**Record set**
=======

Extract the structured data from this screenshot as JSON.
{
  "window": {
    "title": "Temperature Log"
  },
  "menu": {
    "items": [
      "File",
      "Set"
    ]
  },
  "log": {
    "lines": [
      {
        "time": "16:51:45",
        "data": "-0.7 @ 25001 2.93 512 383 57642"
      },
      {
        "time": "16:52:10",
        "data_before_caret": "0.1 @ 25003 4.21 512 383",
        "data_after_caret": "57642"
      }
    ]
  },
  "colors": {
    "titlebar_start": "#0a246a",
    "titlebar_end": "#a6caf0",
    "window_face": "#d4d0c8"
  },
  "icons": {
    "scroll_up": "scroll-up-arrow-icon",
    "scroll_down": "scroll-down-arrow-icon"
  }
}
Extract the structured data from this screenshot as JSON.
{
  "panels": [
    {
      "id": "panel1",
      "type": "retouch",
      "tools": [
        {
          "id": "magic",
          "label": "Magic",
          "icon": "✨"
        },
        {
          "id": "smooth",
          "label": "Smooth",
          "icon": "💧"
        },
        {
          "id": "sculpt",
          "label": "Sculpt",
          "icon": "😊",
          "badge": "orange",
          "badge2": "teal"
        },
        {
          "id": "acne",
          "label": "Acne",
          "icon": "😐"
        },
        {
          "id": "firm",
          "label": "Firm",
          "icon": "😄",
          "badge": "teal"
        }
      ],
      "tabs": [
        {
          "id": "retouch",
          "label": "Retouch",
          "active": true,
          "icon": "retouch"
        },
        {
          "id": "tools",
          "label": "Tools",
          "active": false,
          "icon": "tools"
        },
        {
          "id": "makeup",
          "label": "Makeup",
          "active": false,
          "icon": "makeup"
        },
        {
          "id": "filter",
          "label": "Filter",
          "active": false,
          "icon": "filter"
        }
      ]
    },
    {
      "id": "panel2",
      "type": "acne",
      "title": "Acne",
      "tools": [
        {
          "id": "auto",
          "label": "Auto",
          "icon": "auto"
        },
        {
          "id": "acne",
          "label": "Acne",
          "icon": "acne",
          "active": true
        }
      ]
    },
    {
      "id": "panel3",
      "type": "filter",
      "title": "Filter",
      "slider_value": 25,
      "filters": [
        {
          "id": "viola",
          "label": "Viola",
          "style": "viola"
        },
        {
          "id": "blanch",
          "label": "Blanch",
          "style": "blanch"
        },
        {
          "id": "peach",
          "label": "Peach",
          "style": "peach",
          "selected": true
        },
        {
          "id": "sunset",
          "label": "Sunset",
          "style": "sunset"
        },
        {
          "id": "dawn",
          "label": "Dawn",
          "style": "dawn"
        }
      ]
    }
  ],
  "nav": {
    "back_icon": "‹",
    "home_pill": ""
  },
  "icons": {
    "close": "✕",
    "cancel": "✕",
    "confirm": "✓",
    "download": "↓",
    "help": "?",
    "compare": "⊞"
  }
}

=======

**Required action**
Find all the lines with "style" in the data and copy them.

**Written response**
          "style": "viola"
          "style": "blanch"
          "style": "peach",
          "style": "sunset"
          "style": "dawn"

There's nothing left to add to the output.